By Honor Mahony | EUobserver
An attempt by Britain to rewrite the EU rulebook to reflect domestic interests could make the European Union fall apart, its top official has warned.
EU council president Herman Van Rompuy told the Guardian newspaper that London’s quest to repatriate powers from Brussels could spark other member states to do the same.
“If every member state were able to cherry-pick those parts of existing policies that they most like, and opt out of those that they least like, the union in general, and the single market in particular, would soon unravel.”
“All member states can, and do, have particular requests and needs that are always taken into consideration as part of our deliberations. I do not expect any member state to seek to undermine the fundamentals of our co-operative system in Europe.”
Van Rompuy’s comments come as British Prime Minister David Cameron has been increasingly struggling to contain his broadly eurosceptic Conservative party.
The struggle has become tougher since the onset of the financial crisis which has prompted other member states to seek further EU integration. Cameron’s Conservatives see this as a threat to London’s interests but also as an opportunity to loosen Britain’s EU ties should the Union’s treaties be re-negotiated.

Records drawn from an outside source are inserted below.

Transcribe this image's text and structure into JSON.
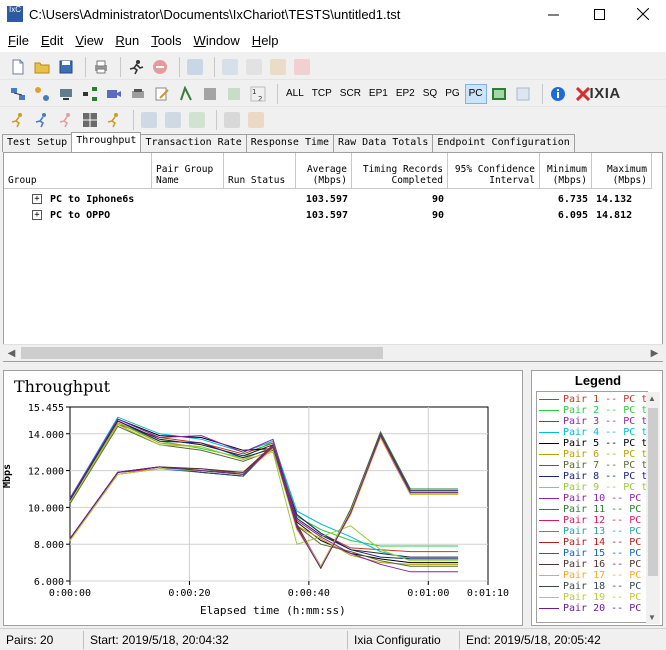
{
  "window": {
    "title": "C:\\Users\\Administrator\\Documents\\IxChariot\\TESTS\\untitled1.tst",
    "app_icon": "IxC"
  },
  "menu": [
    {
      "label": "File",
      "key": "F",
      "rest": "ile"
    },
    {
      "label": "Edit",
      "key": "E",
      "rest": "dit"
    },
    {
      "label": "View",
      "key": "V",
      "rest": "iew"
    },
    {
      "label": "Run",
      "key": "R",
      "rest": "un"
    },
    {
      "label": "Tools",
      "key": "T",
      "rest": "ools"
    },
    {
      "label": "Window",
      "key": "W",
      "rest": "indow"
    },
    {
      "label": "Help",
      "key": "H",
      "rest": "elp"
    }
  ],
  "toolbar2_text": [
    "ALL",
    "TCP",
    "SCR",
    "EP1",
    "EP2",
    "SQ",
    "PG",
    "PC"
  ],
  "toolbar2_active": "PC",
  "brand": "IXIA",
  "tabs": [
    "Test Setup",
    "Throughput",
    "Transaction Rate",
    "Response Time",
    "Raw Data Totals",
    "Endpoint Configuration"
  ],
  "active_tab": "Throughput",
  "grid": {
    "columns": [
      {
        "label": "Group"
      },
      {
        "label": "Pair Group\nName"
      },
      {
        "label": "Run Status"
      },
      {
        "label": "Average\n(Mbps)"
      },
      {
        "label": "Timing Records\nCompleted"
      },
      {
        "label": "95% Confidence\nInterval"
      },
      {
        "label": "Minimum\n(Mbps)"
      },
      {
        "label": "Maximum\n(Mbps)"
      }
    ],
    "rows": [
      {
        "group": "PC to Iphone6s",
        "average": "103.597",
        "records": "90",
        "minimum": "6.735",
        "maximum": "14.132"
      },
      {
        "group": "PC to OPPO",
        "average": "103.597",
        "records": "90",
        "minimum": "6.095",
        "maximum": "14.812"
      }
    ]
  },
  "chart_data": {
    "type": "line",
    "title": "Throughput",
    "xlabel": "Elapsed time (h:mm:ss)",
    "ylabel": "Mbps",
    "x_ticks": [
      "0:00:00",
      "0:00:20",
      "0:00:40",
      "0:01:00",
      "0:01:10"
    ],
    "y_ticks": [
      "15.455",
      "14.000",
      "12.000",
      "10.000",
      "8.000",
      "6.000"
    ],
    "ylim": [
      6.0,
      15.455
    ],
    "xlim": [
      0,
      70
    ],
    "grid": true,
    "x_seconds": [
      0,
      8,
      15,
      22,
      29,
      34,
      38,
      42,
      47,
      52,
      57,
      59,
      62,
      65
    ],
    "series": [
      {
        "name": "Pair 1",
        "color": "#c0392b",
        "values": [
          10.4,
          14.5,
          13.8,
          13.5,
          12.9,
          13.5,
          9.6,
          8.6,
          7.8,
          7.7,
          7.6,
          7.6,
          7.6,
          7.6
        ]
      },
      {
        "name": "Pair 2",
        "color": "#2ecc40",
        "values": [
          10.3,
          14.6,
          13.6,
          13.2,
          12.7,
          13.6,
          9.5,
          8.8,
          8.2,
          7.9,
          7.9,
          7.9,
          7.9,
          7.9
        ]
      },
      {
        "name": "Pair 3",
        "color": "#222222",
        "values": [
          10.4,
          14.7,
          13.7,
          13.4,
          12.8,
          13.4,
          9.4,
          8.5,
          7.7,
          7.5,
          7.3,
          7.3,
          7.3,
          7.3
        ]
      },
      {
        "name": "Pair 4",
        "color": "#00bcd4",
        "values": [
          10.5,
          14.9,
          14.0,
          13.7,
          13.0,
          13.6,
          9.8,
          9.1,
          8.4,
          7.6,
          7.2,
          7.2,
          7.2,
          7.2
        ]
      },
      {
        "name": "Pair 5",
        "color": "#000000",
        "values": [
          10.4,
          14.8,
          13.9,
          13.8,
          13.1,
          13.2,
          9.2,
          8.2,
          7.5,
          7.2,
          7.0,
          7.0,
          7.0,
          7.0
        ]
      },
      {
        "name": "Pair 6",
        "color": "#b8a000",
        "values": [
          10.3,
          14.6,
          13.5,
          13.3,
          12.6,
          13.3,
          9.0,
          8.3,
          7.4,
          7.0,
          6.9,
          6.9,
          6.9,
          6.9
        ]
      },
      {
        "name": "Pair 7",
        "color": "#556b2f",
        "values": [
          10.2,
          14.4,
          13.4,
          13.1,
          12.5,
          13.1,
          9.0,
          8.0,
          7.6,
          7.1,
          6.8,
          6.8,
          6.8,
          6.8
        ]
      },
      {
        "name": "Pair 8",
        "color": "#1a237e",
        "values": [
          10.4,
          14.7,
          13.6,
          13.5,
          12.7,
          13.2,
          9.6,
          8.6,
          7.7,
          7.3,
          7.2,
          7.2,
          7.2,
          7.2
        ]
      },
      {
        "name": "Pair 9",
        "color": "#9acd32",
        "values": [
          10.3,
          14.5,
          13.4,
          13.3,
          12.6,
          13.0,
          8.0,
          8.4,
          9.0,
          7.7,
          7.1,
          7.1,
          7.1,
          7.1
        ]
      },
      {
        "name": "Pair 10",
        "color": "#8e24aa",
        "values": [
          10.5,
          14.8,
          13.8,
          13.9,
          13.0,
          13.7,
          9.3,
          8.4,
          7.5,
          6.9,
          6.5,
          6.5,
          6.5,
          6.5
        ]
      },
      {
        "name": "Pair 11",
        "color": "#2e7d32",
        "values": [
          8.3,
          11.9,
          12.2,
          11.9,
          11.7,
          13.3,
          8.9,
          6.7,
          9.9,
          14.1,
          11.0,
          11.0,
          11.0,
          11.0
        ]
      },
      {
        "name": "Pair 12",
        "color": "#d81b60",
        "values": [
          8.3,
          11.9,
          12.1,
          12.0,
          11.8,
          13.4,
          9.0,
          6.8,
          9.8,
          14.0,
          10.9,
          10.9,
          10.9,
          10.9
        ]
      },
      {
        "name": "Pair 13",
        "color": "#26a69a",
        "values": [
          8.2,
          11.8,
          12.1,
          12.1,
          11.8,
          13.2,
          8.8,
          6.8,
          9.7,
          13.9,
          10.8,
          10.8,
          10.8,
          10.8
        ]
      },
      {
        "name": "Pair 14",
        "color": "#b71c1c",
        "values": [
          8.3,
          11.9,
          12.2,
          12.0,
          11.9,
          13.4,
          9.1,
          6.7,
          9.8,
          13.8,
          10.7,
          10.7,
          10.7,
          10.7
        ]
      },
      {
        "name": "Pair 15",
        "color": "#1565c0",
        "values": [
          8.2,
          11.8,
          12.1,
          11.9,
          11.7,
          13.3,
          8.9,
          6.8,
          9.7,
          13.9,
          10.9,
          10.9,
          10.9,
          10.9
        ]
      },
      {
        "name": "Pair 16",
        "color": "#4e342e",
        "values": [
          8.3,
          11.9,
          12.2,
          12.1,
          11.9,
          13.3,
          9.0,
          6.7,
          9.8,
          14.0,
          10.8,
          10.8,
          10.8,
          10.8
        ]
      },
      {
        "name": "Pair 17",
        "color": "#f9a825",
        "values": [
          8.2,
          11.8,
          12.1,
          12.0,
          11.8,
          13.2,
          8.8,
          6.8,
          9.6,
          13.8,
          10.8,
          10.8,
          10.8,
          10.8
        ]
      },
      {
        "name": "Pair 18",
        "color": "#37474f",
        "values": [
          8.3,
          11.9,
          12.2,
          11.9,
          11.7,
          13.4,
          9.0,
          6.7,
          9.9,
          14.0,
          10.9,
          10.9,
          10.9,
          10.9
        ]
      },
      {
        "name": "Pair 19",
        "color": "#c0ca33",
        "values": [
          8.2,
          11.8,
          12.1,
          12.0,
          11.8,
          13.3,
          8.9,
          6.8,
          9.8,
          13.9,
          10.7,
          10.7,
          10.7,
          10.7
        ]
      },
      {
        "name": "Pair 20",
        "color": "#6a1b9a",
        "values": [
          8.3,
          11.9,
          12.2,
          12.0,
          11.8,
          13.3,
          8.9,
          6.7,
          9.7,
          13.9,
          10.8,
          10.8,
          10.8,
          10.8
        ]
      }
    ]
  },
  "legend": {
    "title": "Legend",
    "items": [
      {
        "text": "Pair 1 -- PC t",
        "color": "#c0392b"
      },
      {
        "text": "Pair 2 -- PC t",
        "color": "#2ecc40"
      },
      {
        "text": "Pair 3 -- PC t",
        "color": "#8e24aa"
      },
      {
        "text": "Pair 4 -- PC t",
        "color": "#00bcd4"
      },
      {
        "text": "Pair 5 -- PC t",
        "color": "#000000"
      },
      {
        "text": "Pair 6 -- PC t",
        "color": "#b8a000"
      },
      {
        "text": "Pair 7 -- PC t",
        "color": "#556b2f"
      },
      {
        "text": "Pair 8 -- PC t",
        "color": "#1a237e"
      },
      {
        "text": "Pair 9 -- PC t",
        "color": "#9acd32"
      },
      {
        "text": "Pair 10 -- PC",
        "color": "#8e24aa"
      },
      {
        "text": "Pair 11 -- PC",
        "color": "#2e7d32"
      },
      {
        "text": "Pair 12 -- PC",
        "color": "#d81b60"
      },
      {
        "text": "Pair 13 -- PC",
        "color": "#26a69a"
      },
      {
        "text": "Pair 14 -- PC",
        "color": "#b71c1c"
      },
      {
        "text": "Pair 15 -- PC",
        "color": "#1565c0"
      },
      {
        "text": "Pair 16 -- PC",
        "color": "#4e342e"
      },
      {
        "text": "Pair 17 -- PC",
        "color": "#f9a825"
      },
      {
        "text": "Pair 18 -- PC",
        "color": "#37474f"
      },
      {
        "text": "Pair 19 -- PC",
        "color": "#c0ca33"
      },
      {
        "text": "Pair 20 -- PC",
        "color": "#6a1b9a"
      }
    ]
  },
  "status": {
    "pairs": "Pairs: 20",
    "start": "Start: 2019/5/18, 20:04:32",
    "config": "Ixia Configuratio",
    "end": "End: 2019/5/18, 20:05:42"
  }
}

Britain is already not part of key EU policy areas. It is not a member of the euro, it opts out of border-free schengen zone and, most recently, out of the single European banking supervisor.